While the expansion strategy has been a success, the business has faced its share of challenges, the latest and largest being the pandemic.

“Like most businesses, it was terrifying at first,” says Kovitz. In 2019, months before the pandemic hit, Baskits launched a travel gift business called Slice of Canada, which sells Canadian loonie-style chocolates and maple syrup products in airports. That business understandably took a hit amid pandemic-related travel restrictions.

The gift-giving side of the business also slowed at first, which prompted Baskits to get a medical device licence and start importing and selling face shields to boost revenue. But as the pandemic hung on and people got used to living in lockdown, many began sending gift baskets as a way to reach out to friends and loved ones they couldn’t visit in person. So, while the Baskits stores in Toronto were closed in the pandemic, the company’s e-commerce sales remained steady.

The additional business was great news. Meanwhile, Kovitz and her team managed operations, with staff working from home while ensuring the front-line staff, including delivery teams, were protected and safe. More recently, the company has had to contend with higher costs amid rising inflation and supply chain shortages.

“It’s been a challenge,” Kovitz says. “How can we provide the same or better value at a time when costs are increasing materially, and no one wants to pay more?” Kovitz says her team has adjusted by purchasing more inventory in advance and leveraging strong relationships with lenders.

It’s the kind of entrepreneurial ups and downs that Kovitz shied away from at the start of her career—and is glad she eventually embraced.

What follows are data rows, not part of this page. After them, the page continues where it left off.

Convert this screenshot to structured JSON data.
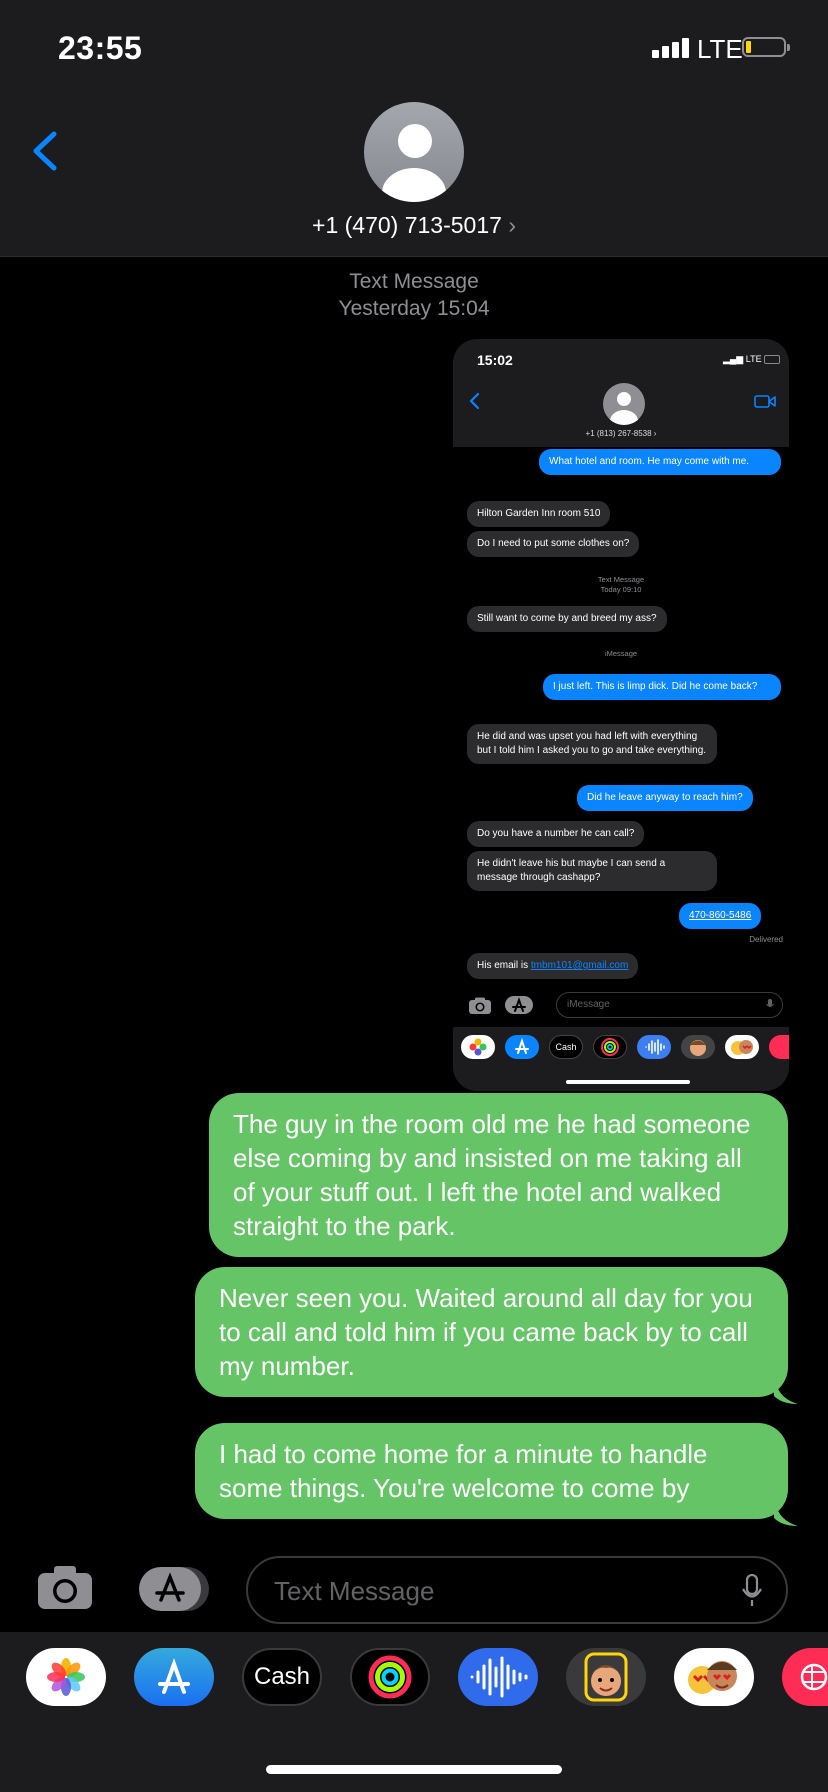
{
  "status_bar": {
    "time": "23:55",
    "network": "LTE"
  },
  "header": {
    "contact": "+1 (470) 713-5017",
    "chevron": "›"
  },
  "timestamp": {
    "kind": "Text Message",
    "when": "Yesterday 15:04"
  },
  "screenshot": {
    "time": "15:02",
    "network": "LTE",
    "contact": "+1 (813) 267-8538",
    "messages": [
      {
        "dir": "out",
        "text": "What hotel and room. He may come with me."
      },
      {
        "dir": "in",
        "text": "Hilton Garden Inn room 510"
      },
      {
        "dir": "in",
        "text": "Do I need to put some clothes on?"
      },
      {
        "dir": "in",
        "text": "Still want to come by and breed my ass?"
      },
      {
        "dir": "out",
        "text": "I just left. This is limp dick. Did he come back?"
      },
      {
        "dir": "in",
        "text": "He did and was upset you had left with everything but I told him I asked you to go and take everything."
      },
      {
        "dir": "out",
        "text": "Did he leave anyway to reach him?"
      },
      {
        "dir": "in",
        "text": "Do you have a number he can call?"
      },
      {
        "dir": "in",
        "text": "He didn't leave his but maybe I can send a message through cashapp?"
      },
      {
        "dir": "out",
        "text": "470-860-5486"
      },
      {
        "dir": "in",
        "text": "His email is ",
        "link": "tmbm101@gmail.com"
      }
    ],
    "label_text_message": "Text Message",
    "label_today": "Today 09:10",
    "label_imessage": "iMessage",
    "delivered": "Delivered",
    "input_placeholder": "iMessage",
    "cash_label": "Cash"
  },
  "messages": [
    {
      "dir": "out",
      "text": "The guy in the room old me he had someone else coming by and insisted on me taking all of your stuff out. I left the hotel and walked straight to the park."
    },
    {
      "dir": "out",
      "text": "Never seen you. Waited around all day for you to call and told him if you came back by to call my number."
    },
    {
      "dir": "out",
      "text": "I had to come home for a minute to handle some things. You're welcome to come by"
    }
  ],
  "composer": {
    "placeholder": "Text Message"
  },
  "app_drawer": {
    "apps": [
      "photos-icon",
      "app-store-icon",
      "apple-cash-icon",
      "activity-icon",
      "audio-message-icon",
      "memoji-icon",
      "animoji-stickers-icon",
      "digital-touch-icon"
    ],
    "cash_label": "Cash"
  },
  "colors": {
    "accent": "#0a84ff",
    "sms_bubble": "#65c466",
    "incoming_bubble": "#2c2c2e",
    "background": "#000000"
  }
}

“The fun thing about business is that it’s constantly changing, and so we’re also constantly adapting. And that’s what makes it so exhilarating,” Kovitz says. “I guess you can’t really fight who you are.”

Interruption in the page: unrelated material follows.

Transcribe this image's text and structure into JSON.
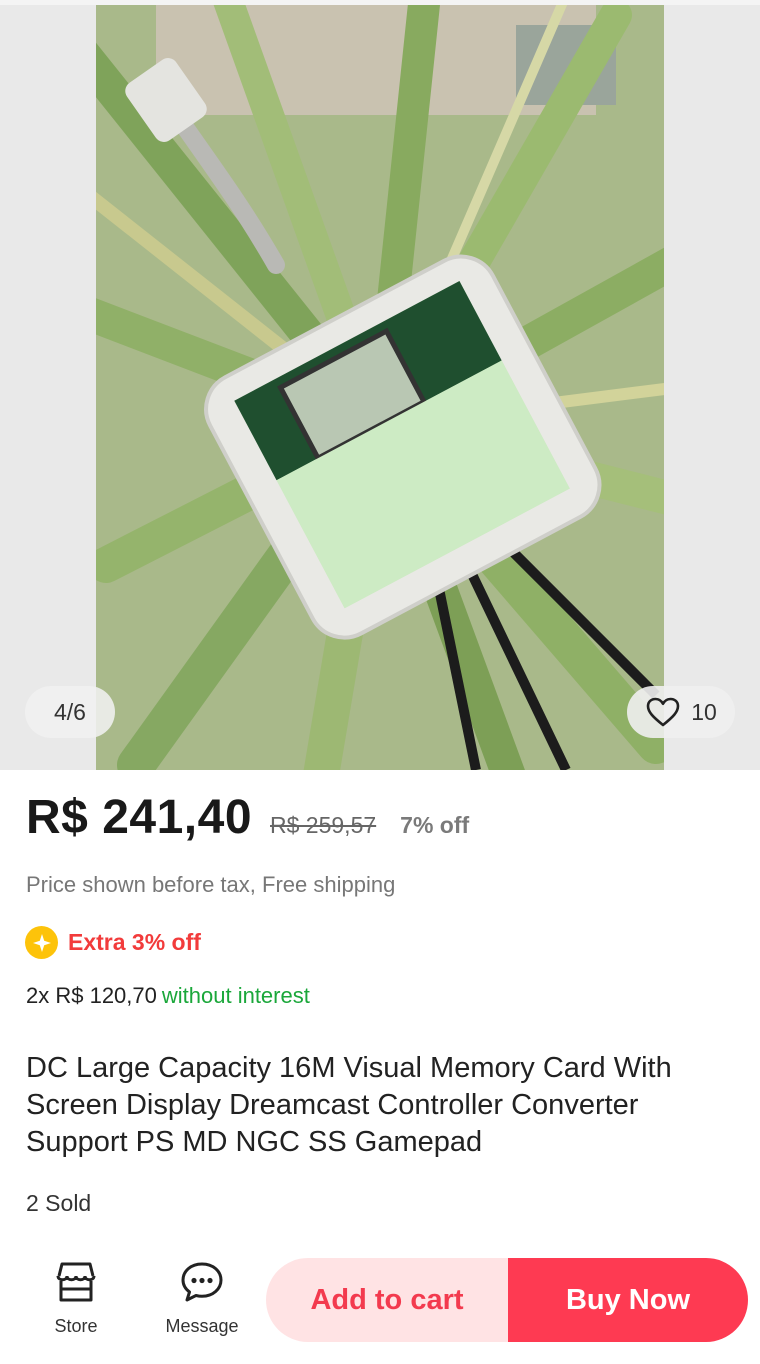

A different path to owning a business

Most people who want to run their own business go the startup route. They come up with an idea, try to finance it and grow from there. But there’s another way: entrepreneurship through acquisition (ETA) with a search fund model. That’s how Robin Kovitz became an entrepreneur. Today, she’s often asked to speak about the ETA route.

The goal of ETA, she says, is to buy an existing business, become its CEO and build the company into a larger and more successful enterprise. The search fund model, which involves investors, provides relatively inexperienced professionals with limited resources the opportunity to search for, acquire and operate a business in which they have a meaningful ownership position.

Kovitz says there are three big advantages to the ETA model. The first: You don’t need to come up with a good startup idea. The business you’re buying has presumably already proven itself. Second, the seller usually teaches the buyer the ropes of the business as part of the ownership transition. Third, Kovitz says, the business is already generating cash flow. That means, as a new owner, you can get broader access to capital than you would going the startup route.